* [About this exercise]
Nothing but the images is to be left out of your exact copy of the entries.

[Recorded data]
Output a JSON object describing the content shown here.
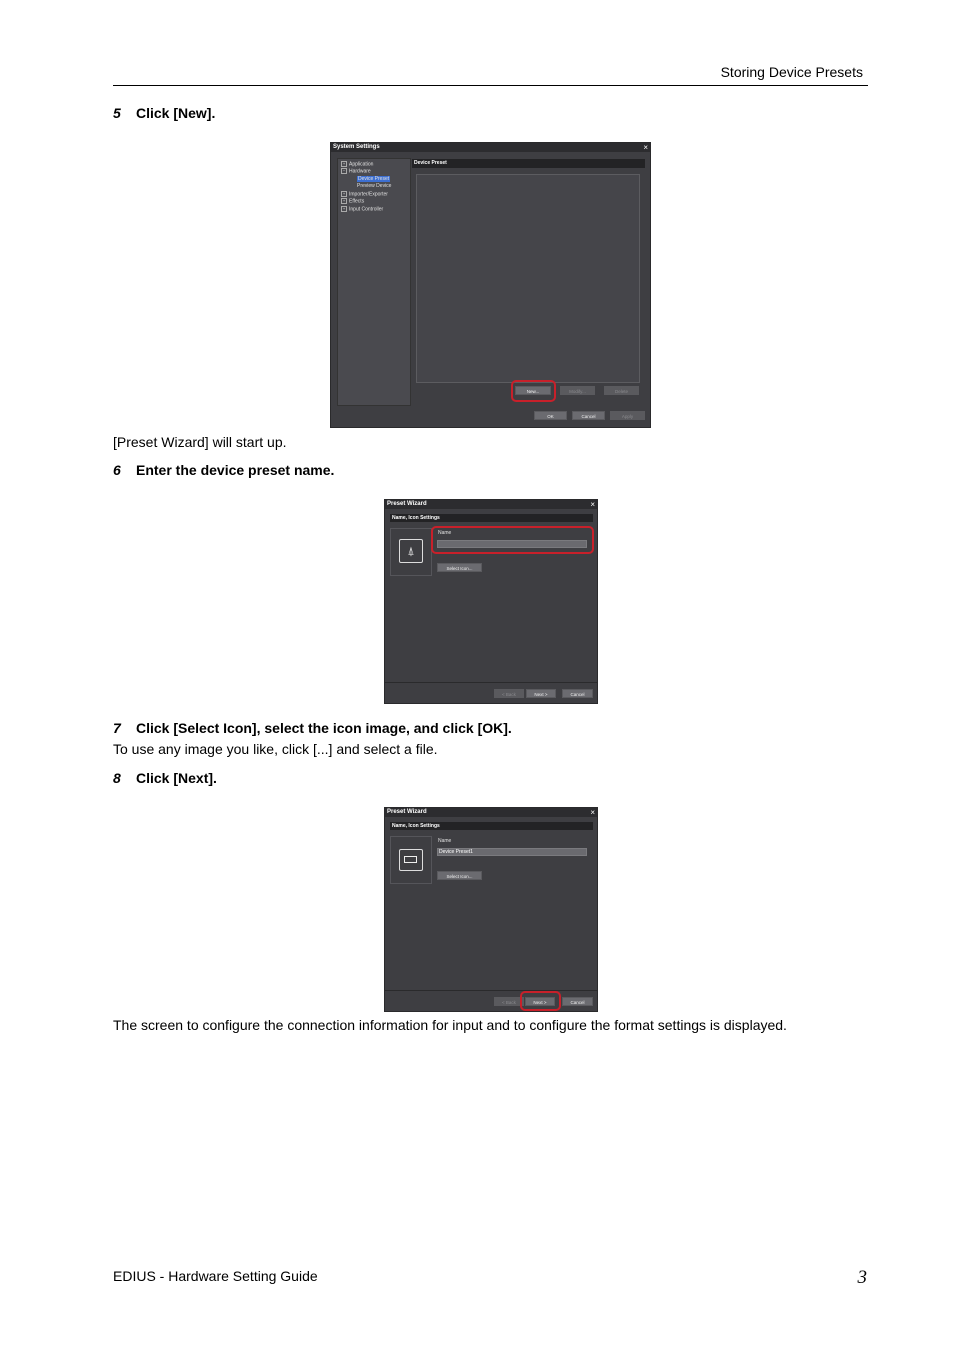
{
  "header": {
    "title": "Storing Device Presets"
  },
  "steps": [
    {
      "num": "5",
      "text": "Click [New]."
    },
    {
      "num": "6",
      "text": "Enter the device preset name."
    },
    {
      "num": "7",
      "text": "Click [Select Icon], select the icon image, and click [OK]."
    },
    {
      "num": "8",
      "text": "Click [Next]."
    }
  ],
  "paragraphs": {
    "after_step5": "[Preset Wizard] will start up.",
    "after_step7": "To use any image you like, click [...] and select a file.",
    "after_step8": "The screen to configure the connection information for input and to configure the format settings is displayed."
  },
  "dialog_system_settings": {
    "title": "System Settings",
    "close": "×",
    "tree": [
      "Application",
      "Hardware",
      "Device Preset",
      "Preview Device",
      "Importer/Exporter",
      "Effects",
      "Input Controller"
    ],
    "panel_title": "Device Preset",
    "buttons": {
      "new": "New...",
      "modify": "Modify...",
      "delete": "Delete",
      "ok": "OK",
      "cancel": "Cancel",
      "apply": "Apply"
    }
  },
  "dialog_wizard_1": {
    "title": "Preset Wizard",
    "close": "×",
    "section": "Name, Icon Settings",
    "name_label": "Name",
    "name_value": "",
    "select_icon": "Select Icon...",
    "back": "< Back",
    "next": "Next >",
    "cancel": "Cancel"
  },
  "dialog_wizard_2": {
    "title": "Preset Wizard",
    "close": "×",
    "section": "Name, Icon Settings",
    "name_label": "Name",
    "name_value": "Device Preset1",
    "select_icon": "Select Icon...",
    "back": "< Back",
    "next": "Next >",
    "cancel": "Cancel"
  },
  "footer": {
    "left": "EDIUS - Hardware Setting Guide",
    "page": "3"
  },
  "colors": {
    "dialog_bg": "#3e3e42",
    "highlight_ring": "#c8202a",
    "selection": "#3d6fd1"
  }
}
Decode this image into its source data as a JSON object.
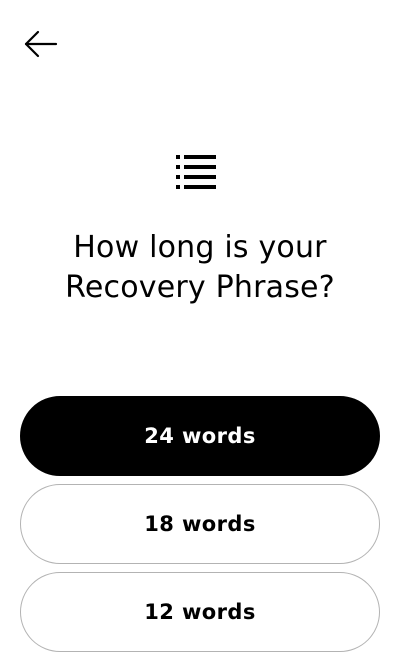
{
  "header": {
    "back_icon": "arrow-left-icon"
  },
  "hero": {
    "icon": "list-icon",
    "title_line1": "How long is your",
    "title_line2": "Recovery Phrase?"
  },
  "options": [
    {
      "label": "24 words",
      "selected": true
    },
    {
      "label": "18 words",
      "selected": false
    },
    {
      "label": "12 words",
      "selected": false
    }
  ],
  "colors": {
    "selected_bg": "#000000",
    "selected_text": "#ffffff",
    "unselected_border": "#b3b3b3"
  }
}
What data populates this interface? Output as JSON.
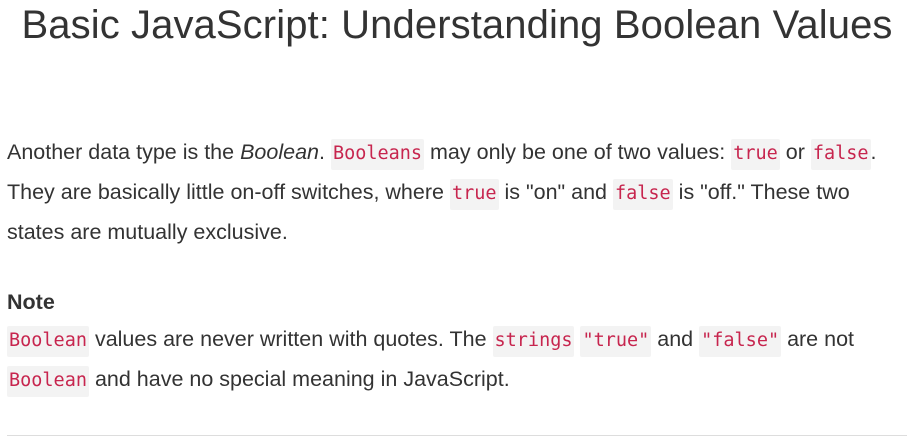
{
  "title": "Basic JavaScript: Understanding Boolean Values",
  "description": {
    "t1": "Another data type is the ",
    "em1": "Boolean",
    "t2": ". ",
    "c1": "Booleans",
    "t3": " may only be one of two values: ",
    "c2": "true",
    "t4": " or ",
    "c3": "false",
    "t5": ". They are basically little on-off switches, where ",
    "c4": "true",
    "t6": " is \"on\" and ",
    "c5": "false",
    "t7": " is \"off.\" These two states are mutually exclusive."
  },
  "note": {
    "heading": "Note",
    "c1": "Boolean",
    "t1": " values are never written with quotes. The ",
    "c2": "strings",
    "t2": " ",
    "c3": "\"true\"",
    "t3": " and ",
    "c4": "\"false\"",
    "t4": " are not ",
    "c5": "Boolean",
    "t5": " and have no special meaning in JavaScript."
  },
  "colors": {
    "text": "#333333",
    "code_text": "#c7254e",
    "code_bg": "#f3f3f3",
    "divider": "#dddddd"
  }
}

* [Your response]
Output a JSON object describing the content shown here.
{
  "header": {
    "title": "Storing Device Presets"
  },
  "steps": [
    {
      "num": "5",
      "text": "Click [New]."
    },
    {
      "num": "6",
      "text": "Enter the device preset name."
    },
    {
      "num": "7",
      "text": "Click [Select Icon], select the icon image, and click [OK]."
    },
    {
      "num": "8",
      "text": "Click [Next]."
    }
  ],
  "paragraphs": {
    "after_step5": "[Preset Wizard] will start up.",
    "after_step7": "To use any image you like, click [...] and select a file.",
    "after_step8": "The screen to configure the connection information for input and to configure the format settings is displayed."
  },
  "dialog_system_settings": {
    "title": "System Settings",
    "close": "×",
    "tree": [
      "Application",
      "Hardware",
      "Device Preset",
      "Preview Device",
      "Importer/Exporter",
      "Effects",
      "Input Controller"
    ],
    "panel_title": "Device Preset",
    "buttons": {
      "new": "New...",
      "modify": "Modify...",
      "delete": "Delete",
      "ok": "OK",
      "cancel": "Cancel",
      "apply": "Apply"
    }
  },
  "dialog_wizard_1": {
    "title": "Preset Wizard",
    "close": "×",
    "section": "Name, Icon Settings",
    "name_label": "Name",
    "name_value": "",
    "select_icon": "Select Icon...",
    "back": "< Back",
    "next": "Next >",
    "cancel": "Cancel"
  },
  "dialog_wizard_2": {
    "title": "Preset Wizard",
    "close": "×",
    "section": "Name, Icon Settings",
    "name_label": "Name",
    "name_value": "Device Preset1",
    "select_icon": "Select Icon...",
    "back": "< Back",
    "next": "Next >",
    "cancel": "Cancel"
  },
  "footer": {
    "left": "EDIUS - Hardware Setting Guide",
    "page": "3"
  },
  "colors": {
    "dialog_bg": "#3e3e42",
    "highlight_ring": "#c8202a",
    "selection": "#3d6fd1"
  }
}
Decode this image into its source data as a JSON object.
{
  "header": {
    "back_icon": "arrow-left-icon"
  },
  "hero": {
    "icon": "list-icon",
    "title_line1": "How long is your",
    "title_line2": "Recovery Phrase?"
  },
  "options": [
    {
      "label": "24 words",
      "selected": true
    },
    {
      "label": "18 words",
      "selected": false
    },
    {
      "label": "12 words",
      "selected": false
    }
  ],
  "colors": {
    "selected_bg": "#000000",
    "selected_text": "#ffffff",
    "unselected_border": "#b3b3b3"
  }
}
What data populates this interface? Output as JSON.
{
  "title": "Basic JavaScript: Understanding Boolean Values",
  "description": {
    "t1": "Another data type is the ",
    "em1": "Boolean",
    "t2": ". ",
    "c1": "Booleans",
    "t3": " may only be one of two values: ",
    "c2": "true",
    "t4": " or ",
    "c3": "false",
    "t5": ". They are basically little on-off switches, where ",
    "c4": "true",
    "t6": " is \"on\" and ",
    "c5": "false",
    "t7": " is \"off.\" These two states are mutually exclusive."
  },
  "note": {
    "heading": "Note",
    "c1": "Boolean",
    "t1": " values are never written with quotes. The ",
    "c2": "strings",
    "t2": " ",
    "c3": "\"true\"",
    "t3": " and ",
    "c4": "\"false\"",
    "t4": " are not ",
    "c5": "Boolean",
    "t5": " and have no special meaning in JavaScript."
  },
  "colors": {
    "text": "#333333",
    "code_text": "#c7254e",
    "code_bg": "#f3f3f3",
    "divider": "#dddddd"
  }
}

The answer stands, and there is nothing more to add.